I’ve been following a fascinating conversation that began with Jenna Wortham’s article in the New York Times: “Turn Off the Phone (and the Tension),” also called “Cutting the Digital Lifeline and Finding Serenity.” In this article, Wortham described the challenge and joy of disconnecting from the digital world, at least for a few hours.
Wortham’s discovery began by accident, when she was put in a situation where she could not have her cell phone with her. At first, she felt anxious, cut off from her digital drug. But, in time, she began to enjoy her disconnection:
Eventually, the anxiety passed. I started to see my lack of a digital connection as a reprieve. Lounging in the sun and chatting with a friend without the intrusion of texts and alerts into our lives felt positively luxurious. That night, I even switched off my phone while mingling at a house party, content to be in one place for the evening and not distracted by any indecision about whether another party posted online looked better.
Wortham recognizes that some people would not understand her experience of offline solitude:
My revelation — relearning the beauty of living in the moment, devoid of any digital link — may seem silly to people who are less attached to their devices. But for many people, smartphones and social networks have become lifelines — appendages that they are rarely without. As such, they can sway our moods, decisions and feelings.
Given what I have witnessed at Laity Lodge, where cell phones still do not work, I’d agree with Wortham that many people are so accustomed to living in fellowship with their digital devices that they don’t quite know what to do without them.
Yesterday, Wortham published a follow-up article, in which she notes and responds to some of the responses her article stirred up. “The End of the Offline World as We Know It?” She is especially intrigued by a critique from Nathan Jurgenson, a grad student in sociology at the University of Maryland. According to Jurgenson,
“This idea that we are trading the offline for the online, though it dominates how we think of the digital and the physical, is myopic. . . . It fails to capture the plain fact that our lived reality is the result of the constant interpenetration of the online and offline.
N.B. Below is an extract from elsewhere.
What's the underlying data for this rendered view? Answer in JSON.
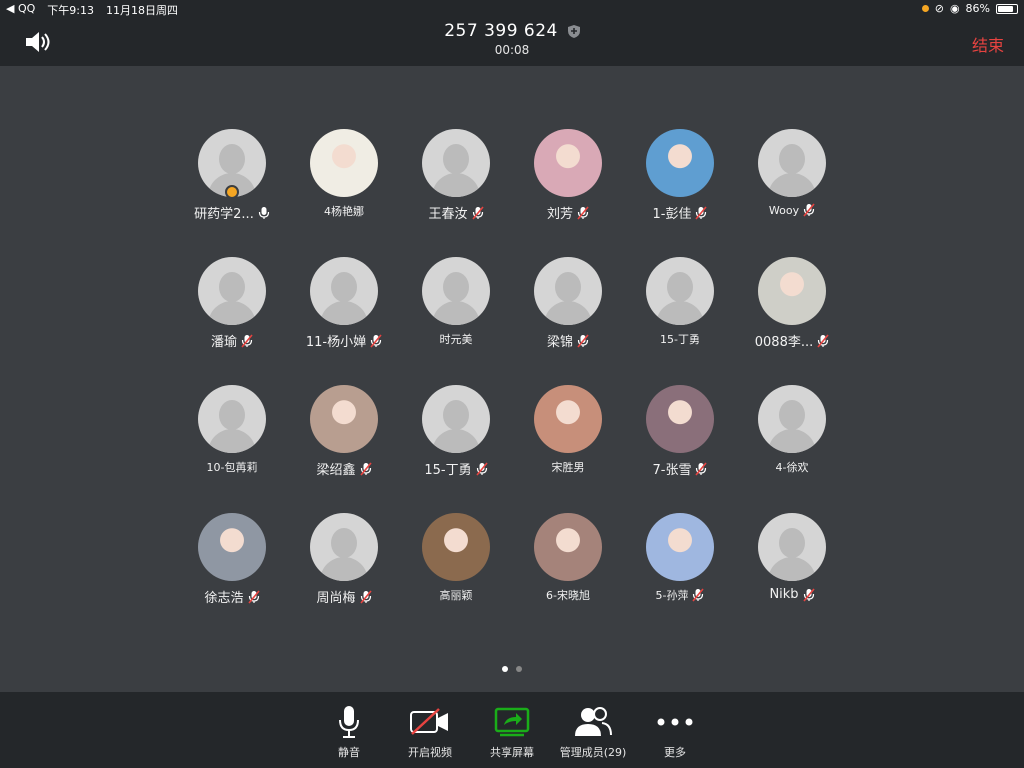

“It’s not real unless it’s on Google pics or it didn’t happen. . . . We aren’t friends until we are Facebook friends. We have come to understand more and more of our lives through the logic of digital connection. Social media is more than something we log into; it is something we carry within us. We can’t log off.”
Is this true? Is this true for you? Or is Jurgenson speaking for himself and his generation? Or is he simply a grad student who needs to get a life? What do you think?
If you’re someone who regularly connects online, have you tried to disconnect for a while? What happens when you do this?